**Required action:** In your answer, copy every entry that follows exactly.

**Provided data:**
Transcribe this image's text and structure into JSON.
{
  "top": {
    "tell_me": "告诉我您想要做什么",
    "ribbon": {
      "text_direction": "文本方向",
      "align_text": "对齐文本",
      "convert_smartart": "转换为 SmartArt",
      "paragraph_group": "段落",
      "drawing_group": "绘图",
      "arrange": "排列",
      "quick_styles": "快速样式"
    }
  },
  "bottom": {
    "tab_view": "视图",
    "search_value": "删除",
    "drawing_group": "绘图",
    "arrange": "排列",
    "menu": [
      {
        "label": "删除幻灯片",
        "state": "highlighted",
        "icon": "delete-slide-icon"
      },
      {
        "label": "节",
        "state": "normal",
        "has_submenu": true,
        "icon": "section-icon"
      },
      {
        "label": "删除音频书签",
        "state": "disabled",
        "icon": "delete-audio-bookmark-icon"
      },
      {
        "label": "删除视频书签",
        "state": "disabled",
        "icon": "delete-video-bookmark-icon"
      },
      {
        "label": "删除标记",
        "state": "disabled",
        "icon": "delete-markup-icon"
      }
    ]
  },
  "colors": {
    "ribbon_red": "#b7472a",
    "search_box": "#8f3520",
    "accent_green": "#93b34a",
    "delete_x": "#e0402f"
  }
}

**Expected answer:**
Transcribe this image's text and structure into JSON.
{
  "top": {
    "tell_me": "告诉我您想要做什么",
    "ribbon": {
      "text_direction": "文本方向",
      "align_text": "对齐文本",
      "convert_smartart": "转换为 SmartArt",
      "paragraph_group": "段落",
      "drawing_group": "绘图",
      "arrange": "排列",
      "quick_styles": "快速样式"
    }
  },
  "bottom": {
    "tab_view": "视图",
    "search_value": "删除",
    "drawing_group": "绘图",
    "arrange": "排列",
    "menu": [
      {
        "label": "删除幻灯片",
        "state": "highlighted",
        "icon": "delete-slide-icon"
      },
      {
        "label": "节",
        "state": "normal",
        "has_submenu": true,
        "icon": "section-icon"
      },
      {
        "label": "删除音频书签",
        "state": "disabled",
        "icon": "delete-audio-bookmark-icon"
      },
      {
        "label": "删除视频书签",
        "state": "disabled",
        "icon": "delete-video-bookmark-icon"
      },
      {
        "label": "删除标记",
        "state": "disabled",
        "icon": "delete-markup-icon"
      }
    ]
  },
  "colors": {
    "ribbon_red": "#b7472a",
    "search_box": "#8f3520",
    "accent_green": "#93b34a",
    "delete_x": "#e0402f"
  }
}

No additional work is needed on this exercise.